Event Broadcast 2010-05-10 at 20:30:00
Notes Classification: NC
Subject Child welfare.
Computers -- Access control.
Elections -- Political aspects.
Federal government -- Planning.
Internet -- Censorship.
Form Streaming video
Author Ashcroft, Jocelyn, contributor
Booyar, Olya, contributor
Campbell, David, contributor
Conroy, Stephen, contributor
Coroneos, Peter, contributor
Fenton, Jeremy, contributor
Flanagan, Karen, contributor
Flynn, Iarla, contributor
Grace, Trevor, contributor
Hamilton, Clive, contributor
Jacobs, Colin, contributor
Katz, Justin, contributor
Koeber, Alex, contributor
Leigh, Sue, contributor
Lindsay, David, contributor
McDermott, Quentin, reporter
McMenamin, Bernadette, contributor
Newton, Mark, contributor
Nitschke, Philip, contributor
Patten, Fiona, contributor
Peters, Betty, contributor

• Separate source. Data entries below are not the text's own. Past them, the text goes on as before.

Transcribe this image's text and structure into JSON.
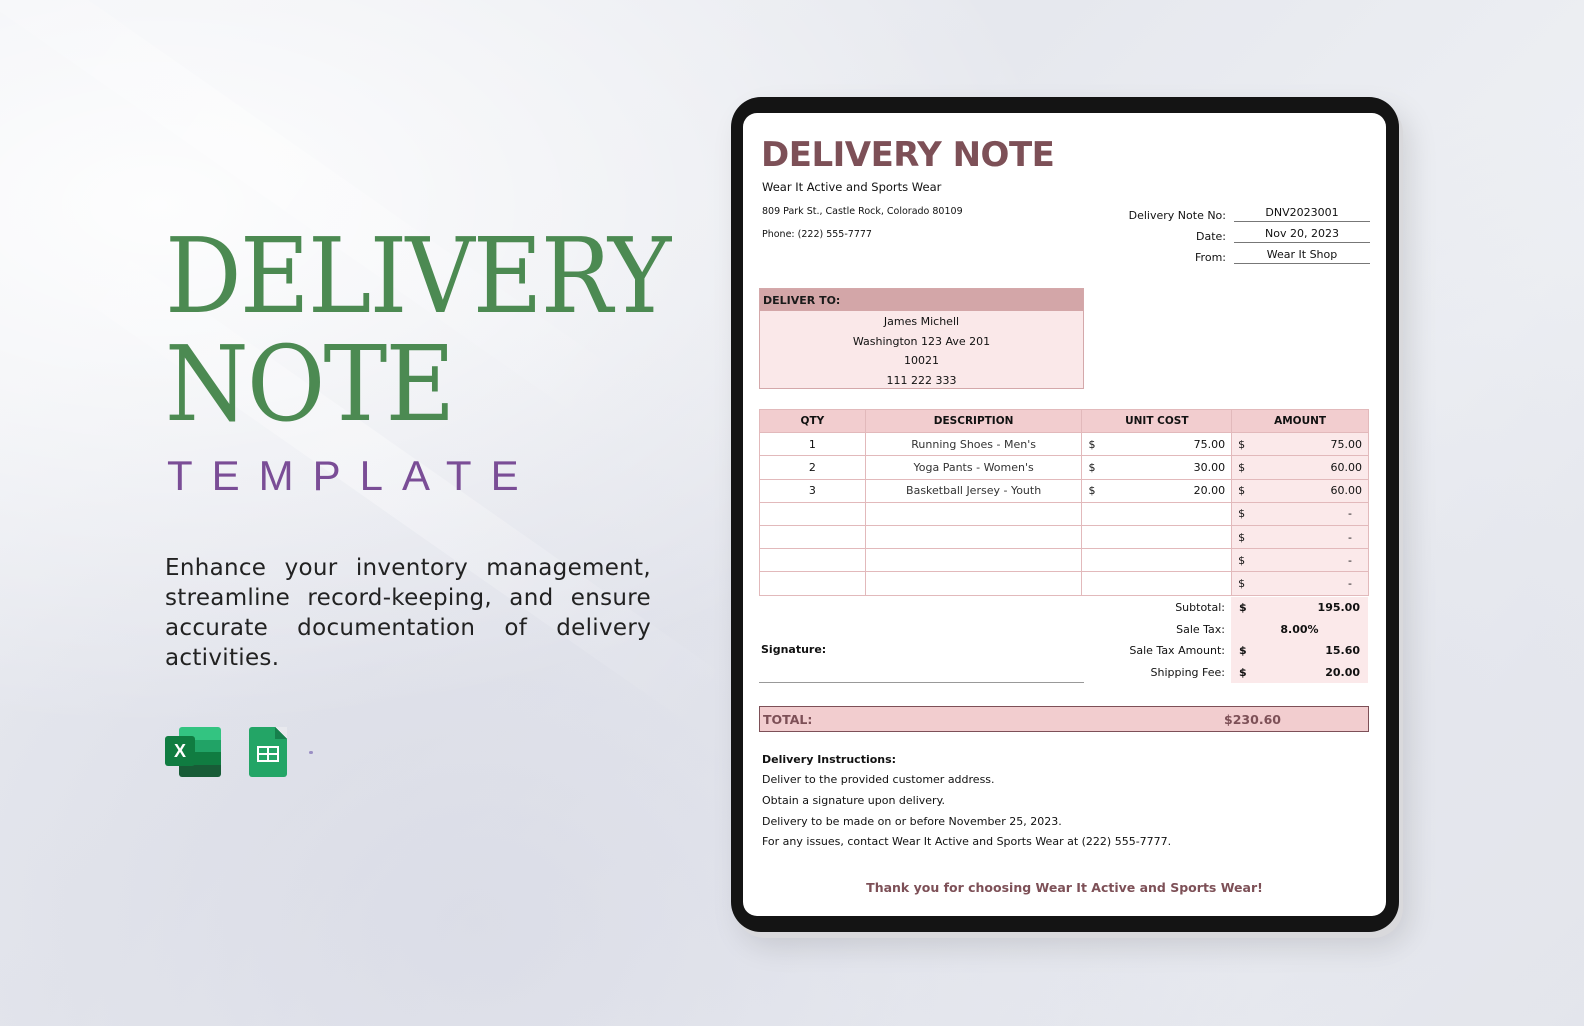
{
  "promo": {
    "title_line1": "DELIVERY",
    "title_line2": "NOTE",
    "subtitle": "TEMPLATE",
    "description": "Enhance your inventory management, streamline record-keeping, and ensure accurate documentation of delivery activities.",
    "app_icons": [
      {
        "name": "excel-icon",
        "letter": "X"
      },
      {
        "name": "google-sheets-icon"
      }
    ]
  },
  "document": {
    "title": "DELIVERY NOTE",
    "company": "Wear It Active and Sports Wear",
    "address": "809 Park St., Castle Rock, Colorado 80109",
    "phone": "Phone: (222) 555-7777",
    "meta": [
      {
        "label": "Delivery Note No:",
        "value": "DNV2023001"
      },
      {
        "label": "Date:",
        "value": "Nov 20, 2023"
      },
      {
        "label": "From:",
        "value": "Wear It Shop"
      }
    ],
    "deliver_to": {
      "heading": "DELIVER TO:",
      "lines": [
        "James Michell",
        "Washington 123 Ave 201",
        "10021",
        "111 222 333"
      ]
    },
    "table": {
      "headers": [
        "QTY",
        "DESCRIPTION",
        "UNIT COST",
        "AMOUNT"
      ],
      "currency": "$",
      "rows": [
        {
          "qty": "1",
          "description": "Running Shoes - Men's",
          "unit_cost": "75.00",
          "amount": "75.00"
        },
        {
          "qty": "2",
          "description": "Yoga Pants - Women's",
          "unit_cost": "30.00",
          "amount": "60.00"
        },
        {
          "qty": "3",
          "description": "Basketball Jersey - Youth",
          "unit_cost": "20.00",
          "amount": "60.00"
        },
        {
          "qty": "",
          "description": "",
          "unit_cost": "",
          "amount": "-"
        },
        {
          "qty": "",
          "description": "",
          "unit_cost": "",
          "amount": "-"
        },
        {
          "qty": "",
          "description": "",
          "unit_cost": "",
          "amount": "-"
        },
        {
          "qty": "",
          "description": "",
          "unit_cost": "",
          "amount": "-"
        }
      ]
    },
    "summary": [
      {
        "label": "Subtotal:",
        "currency": "$",
        "value": "195.00"
      },
      {
        "label": "Sale Tax:",
        "currency": "",
        "value": "8.00%"
      },
      {
        "label": "Sale Tax Amount:",
        "currency": "$",
        "value": "15.60"
      },
      {
        "label": "Shipping Fee:",
        "currency": "$",
        "value": "20.00"
      }
    ],
    "signature_label": "Signature:",
    "total": {
      "label": "TOTAL:",
      "value": "$230.60"
    },
    "instructions": {
      "heading": "Delivery Instructions:",
      "lines": [
        "Deliver to the provided customer address.",
        "Obtain a signature upon delivery.",
        "Delivery to be made on or before November 25, 2023.",
        "For any issues, contact Wear It Active and Sports Wear at (222) 555-7777."
      ]
    },
    "thank_you": "Thank you for choosing Wear It Active and Sports Wear!"
  },
  "colors": {
    "promo_green": "#4c8a52",
    "promo_purple": "#7a4d96",
    "doc_accent": "#7d5057",
    "table_header_pink": "#f2cdcf",
    "light_pink": "#fbe9ea",
    "deliver_header": "#d3a6a8"
  }
}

Sheikh, Simon, contributor
Smith, Boaz, contributor
Thompson, Mozelle, contributor
Wallace, Jim, contributor
Wood, Tom, contributor